A. Instead of Sodium Hydroxide and Dextrose add some Mild Steel washers. Rinse well with the wet Silver Chloride. The washers can be allowed in the composition for the period of one day. The Chlorine will react with the ferrous and be converted to ferrous chloride in liquid form. Then remove the remaining washers and wash the metal powder (now you got only pure Silver powder) well with distilled water (for the entire process use only distilled water not chemically treated drinking water or any soft water. Rain water,if harvested properly, can be used. And dry the powder. Then melt it. You will get 99.5% pure silver powder.Irulappan Rajasekar
Free lance - Madurai, Tamilnadu, India
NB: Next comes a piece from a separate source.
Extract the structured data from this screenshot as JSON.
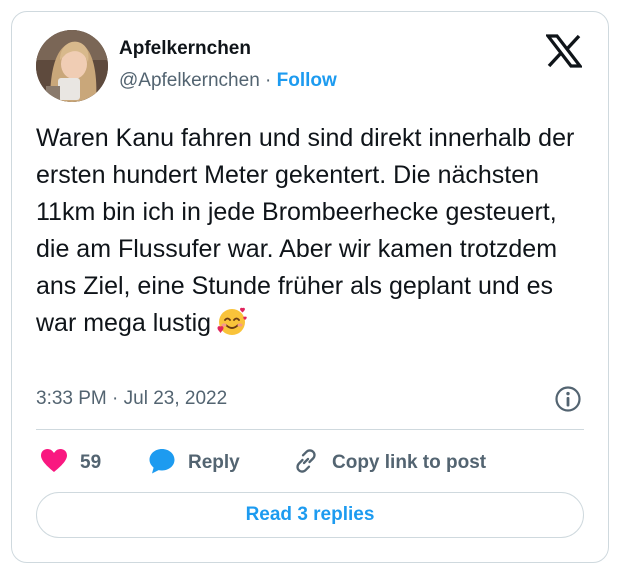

March 30, 2017
Q. Hi sir can you please help me?
When I add sodium hydroxide (flakes ) to silver chloride it's turning orange-brown. It's normal? Should I just need to keep on stirring and add sodium hydroxide and sugar?
- AZILAL, morocco
March 21, 2018
Q. I have silver powder from rock. How can I check & test it, and how do I convert it to metalSyed Hassan
- Karachi Pakistan
April 25, 2019
Q. I also have a question on this. Above, Mr.PONNUKALAI muthukalai mentioned a method for which I could be involved with in.
What temperature range would this be most effective with?
What effects can occur if the recipe of sodium carbonate and borax is not as above (could it result in higher melt loss for instance?).
With the amounts of Sodium Carbonate and Borax would there always be a large amount of slag generated on such melts?
Analysis - Liverpool UK
August 30, 2019
A. In fact reduction can be done with calcium carbonate. Adding 50 percent weight of dried silver chloride and 5 percent weight of carbon powder. Heating up to 1070 °C produces pure silver and very little slag. But using sodium carbonate will reduce silver chloride fast but eat away the clay-bonded graphite crucible. To avoid this we can add borax. Borax also acts as a collecting agent. But this process is easy and reaction is fast and working temp.is around 1000 °Cponnukalai muthukalai
India - hyderabad india
January 9, 2020
Q. I collected some silver chloride from the solution with the NaCl. When I dried it, it changes its colour and turns into black colour. Now in what condition is it, and what to do for melting it into silver metal?Waseem Ahmed
- Gujranwala, Pakistan
A. Hi cousin Waseem. Unless I am misunderstanding, you seem to be disregarding 17 years of helpful answers by a dozen people and simply starting over :-(
Please choose one of the strategies proposed already and try your best to phrase your question in terms of the answers already provided so we can continue moving forward. Thanks!
Ted Mooney, P.E. RET
finishing.com - Pine Beach, New Jersey
Striving to live Aloha